Will the Virgin Media and O2 merger mean cheaper bills?
The regulator had provisionally cleared the deal last month and has now confirmed the tie-up, which was first announced a year ago.
The move will create a telecoms giant to challenge the dominance of BT, which bought rival EE in 2015.
The CMA was initially concerned that the Virgin/O2 merger could raise prices or reduce the quality of wholesale services. Virgin supplies wholesale leased lines to mobile operators and O2 provides its mobile network to companies that do not have their own.
The CMA feared that the merger could lead to other companies being forced to offer lower quality mobile services or increase their retail prices which would negatively impact consumers.
However, following an investigation the regulator has now concluded that the deal is unlikely to lead to any substantial lessening of competition, so it’s allowing it to go ahead.
Martin Coleman, CMA panel inquiry chair, said: “O2 and Virgin are important suppliers of services to other companies who serve millions of consumers. It was important to make sure that this merger would not leave these people worse off. That’s why we conducted an in-depth investigation.
“After looking closely at the deal, we are reassured that competition amongst mobile communications providers will remain strong and it is therefore unlikely that the merger would lead to higher prices or lower quality services.”
Will the merger mean cheaper bills?
The Virgin Media and O2 merger could mean more customers will be able to access the 5G network. Virgin Media struck a deal with Vodafone to use its 5G network and the deal is likely to mean that O2 customers will also have access to this.
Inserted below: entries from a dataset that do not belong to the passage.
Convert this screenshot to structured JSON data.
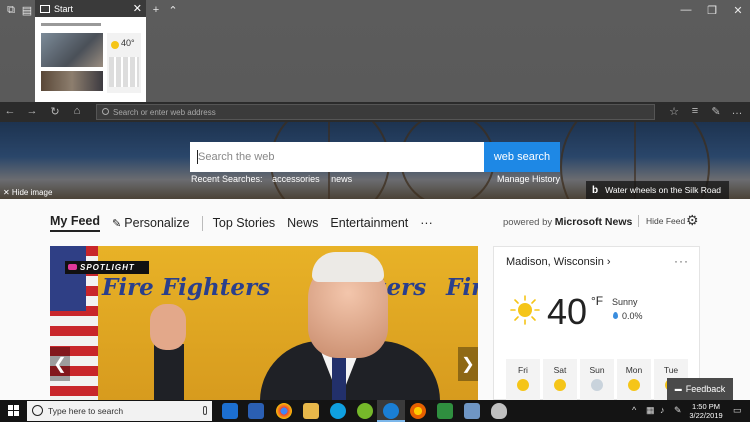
{
  "tab": {
    "title": "Start",
    "close": "✕"
  },
  "tabstrip": {
    "tabs_icon": "tabs-aside-icon",
    "preview_icon": "tab-preview-icon",
    "new_tab": "+",
    "collapse": "⌃",
    "window_controls": {
      "minimize": "—",
      "restore": "❐",
      "close": "✕"
    }
  },
  "thumb": {
    "temp": "40°"
  },
  "navbar": {
    "back": "←",
    "forward": "→",
    "refresh": "↻",
    "home": "⌂",
    "address_placeholder": "Search or enter web address",
    "favorites": "☆",
    "reading_list": "≡",
    "notes": "✎",
    "share": "↗",
    "more": "…"
  },
  "hero": {
    "search_placeholder": "Search the web",
    "search_button": "web search",
    "recent_label": "Recent Searches:",
    "recent_items": [
      "accessories",
      "news"
    ],
    "manage_history": "Manage History",
    "hide_image": "✕ Hide image",
    "caption_logo": "b",
    "caption": "Water wheels on the Silk Road"
  },
  "feed": {
    "tabs": [
      "My Feed",
      "Personalize",
      "Top Stories",
      "News",
      "Entertainment",
      "···"
    ],
    "powered_by": "powered by",
    "powered_brand": "Microsoft News",
    "hide_feed": "Hide Feed",
    "settings": "⚙"
  },
  "story": {
    "badge": "SPOTLIGHT",
    "banner_text": [
      "Fire Fighters",
      "Fighters",
      "Fire"
    ],
    "prev": "❮",
    "next": "❯"
  },
  "weather": {
    "location": "Madison, Wisconsin ›",
    "more": "···",
    "temp": "40",
    "unit": "°F",
    "condition": "Sunny",
    "precip": "0.0%",
    "days": [
      "Fri",
      "Sat",
      "Sun",
      "Mon",
      "Tue"
    ]
  },
  "feedback": "Feedback",
  "taskbar": {
    "search_placeholder": "Type here to search",
    "time": "1:50 PM",
    "date": "3/22/2019",
    "tray": {
      "chevron": "^",
      "notify": "▭"
    }
  },
  "colors": {
    "accent": "#1e88e5",
    "tab_bg": "#5a5a5a",
    "address_bg": "#2b2b2b",
    "taskbar_bg": "#141414",
    "sun": "#f5c518"
  }
}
Usually, buying your mobile and home broadband from the same supplier works out cheaper. So the merger could see more, and cheaper, mobile and broadband bundles.
Experts also say that the merger will put Virgin Media/O2 in a position to take on BT/EE on price.
Ernest Doku, telecoms expert at Uswitch.com, said: “Now we can look forward to the prospect of a new telecoms titan in town, setting up a heavyweight battle with the all-powerful BT. There is an Avengers-style showdown looming, with BT and EE lining up against the combined strengths of O2 and Virgin.
“With the green light from the CMA, the merger between O2 and Virgin Media could be completed by the summer. The watchdog was reassured that the tie-up wouldn’t result in higher costs for consumers or reduce competition in the marketplace.
“Both the O2 and Virgin Media brands are likely to remain in the short term, but we will have to see what this means for existing products and services like O2 Priority. Bosses previously promised the deal would bring £10bn of investment into the UK over the next five years, but there’s potential for the combined firms to make millions of pounds of annual savings.
“For consumers this tie-up could mean a greater choice of entertainment and faster broadband speeds. However, it’s vital that the combined brands maintain the high standards of value and service that customers have come to expect.”